▶ [What the task requires]: Among the entries below, please show each line that carries the word "prestashop".

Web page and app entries
╭──

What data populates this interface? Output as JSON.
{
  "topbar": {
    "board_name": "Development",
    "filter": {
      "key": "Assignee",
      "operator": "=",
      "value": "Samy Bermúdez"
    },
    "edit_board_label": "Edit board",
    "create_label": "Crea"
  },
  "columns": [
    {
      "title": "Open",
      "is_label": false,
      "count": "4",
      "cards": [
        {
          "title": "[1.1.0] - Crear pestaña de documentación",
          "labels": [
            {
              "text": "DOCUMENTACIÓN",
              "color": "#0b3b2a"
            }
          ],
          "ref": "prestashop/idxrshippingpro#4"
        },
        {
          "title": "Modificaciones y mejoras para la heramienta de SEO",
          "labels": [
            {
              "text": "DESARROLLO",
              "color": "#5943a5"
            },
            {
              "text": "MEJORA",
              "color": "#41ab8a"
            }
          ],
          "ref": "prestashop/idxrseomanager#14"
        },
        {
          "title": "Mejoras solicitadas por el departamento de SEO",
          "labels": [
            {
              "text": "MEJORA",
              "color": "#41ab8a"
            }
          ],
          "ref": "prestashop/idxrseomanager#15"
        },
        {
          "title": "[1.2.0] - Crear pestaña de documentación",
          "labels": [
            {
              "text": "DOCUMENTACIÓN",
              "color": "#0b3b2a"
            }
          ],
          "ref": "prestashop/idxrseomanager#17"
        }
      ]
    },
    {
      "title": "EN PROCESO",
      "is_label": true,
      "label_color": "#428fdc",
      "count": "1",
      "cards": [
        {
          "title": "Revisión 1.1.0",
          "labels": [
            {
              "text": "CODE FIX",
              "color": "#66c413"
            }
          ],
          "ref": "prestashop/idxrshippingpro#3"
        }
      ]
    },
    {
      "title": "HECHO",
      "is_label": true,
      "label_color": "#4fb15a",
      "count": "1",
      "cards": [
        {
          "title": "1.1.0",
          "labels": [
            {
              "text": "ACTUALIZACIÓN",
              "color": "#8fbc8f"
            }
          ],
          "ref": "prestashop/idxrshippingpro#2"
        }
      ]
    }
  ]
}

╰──

▶ [Response]:
          "ref": "prestashop/idxrshippingpro#4"
          "ref": "prestashop/idxrseomanager#14"
          "ref": "prestashop/idxrseomanager#15"
          "ref": "prestashop/idxrseomanager#17"
          "ref": "prestashop/idxrshippingpro#3"
          "ref": "prestashop/idxrshippingpro#2"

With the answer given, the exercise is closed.